Anchored covers life just before Scarlette was born, all the way through after coming home from the hospital, with various other memoir type life events and memories thrown in throughout. It was comforting to see someone else that had been through the therapists and doctors after coming home, and questioning whether we might be pushing too much, too soon, but also noticing the lack of milestones. And, even knowing that severe anxiety is part of the package. My Grasshopper is still tiny for his age, but he's doing so good, and this book has helped remind me to be grateful for how far he's come.
If you've had a micro-preemie that pulled through the struggle, you'll probably connect with this book. If you've never had one, I still recommend it, just so you can understand, just a tiny bit, some of the hardships these mommies are facing.
*I was provided an ARC, in exchange for my honest opinion.
Anchored: Finding Hope in the Unexpected
Would you like to win a copy of this book?
Just leave me a comment, with a way to contact you if you win, and I'll put your name in the drawing.
I recently heard of a family grieving the loss of their own little micro-preemie. Even while in the NICU, I saw many of them come and go, and since leaving I've heard of many losses. My heart and my tears and my prayers are with each and every one of you!
I ordered this picture for a grieving family from ChristianFineArt a few years back. I chickened out of giving it to them, because I realized pictures like this offend some people. I would like it to go to someone that would love to have it, though, because I think it's beautiful. (I haven't posted a photo of the picture due to my fear of copyright issues, so click over to see it.)

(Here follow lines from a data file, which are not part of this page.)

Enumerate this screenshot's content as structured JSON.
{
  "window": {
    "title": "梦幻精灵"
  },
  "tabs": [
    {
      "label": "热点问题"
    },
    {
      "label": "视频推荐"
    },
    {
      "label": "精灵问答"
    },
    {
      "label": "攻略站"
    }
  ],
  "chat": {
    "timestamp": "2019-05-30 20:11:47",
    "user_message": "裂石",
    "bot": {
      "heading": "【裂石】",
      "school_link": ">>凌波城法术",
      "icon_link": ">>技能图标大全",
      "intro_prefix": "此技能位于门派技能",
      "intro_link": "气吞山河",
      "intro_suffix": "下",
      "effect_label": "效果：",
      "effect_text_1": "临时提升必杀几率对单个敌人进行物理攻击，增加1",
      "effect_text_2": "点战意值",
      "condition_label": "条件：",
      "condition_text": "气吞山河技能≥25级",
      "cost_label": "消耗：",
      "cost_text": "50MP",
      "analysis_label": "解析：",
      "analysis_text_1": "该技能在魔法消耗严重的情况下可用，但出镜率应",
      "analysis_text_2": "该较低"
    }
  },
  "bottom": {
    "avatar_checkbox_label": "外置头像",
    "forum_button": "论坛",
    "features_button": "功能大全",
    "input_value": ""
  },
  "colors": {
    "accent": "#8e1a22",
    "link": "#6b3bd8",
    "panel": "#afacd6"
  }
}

Do you have a little one resting with Jesus? Or, do you know someone grieving not having their little one in their arms? If you'd like to enter for this picture, just leave me a comment with a way to contact you if you win.
Rules for both giveaways:
-Please let me know if you're entering for Giveaway #1 or #2 or BOTH.
-Must be 13 or older to enter.
-Winners will be chosen by random.org
-Ends June 30, 2015(Sorry the time frame for these are so short, but I'm taking July away from blogging, so I need to end it before then.)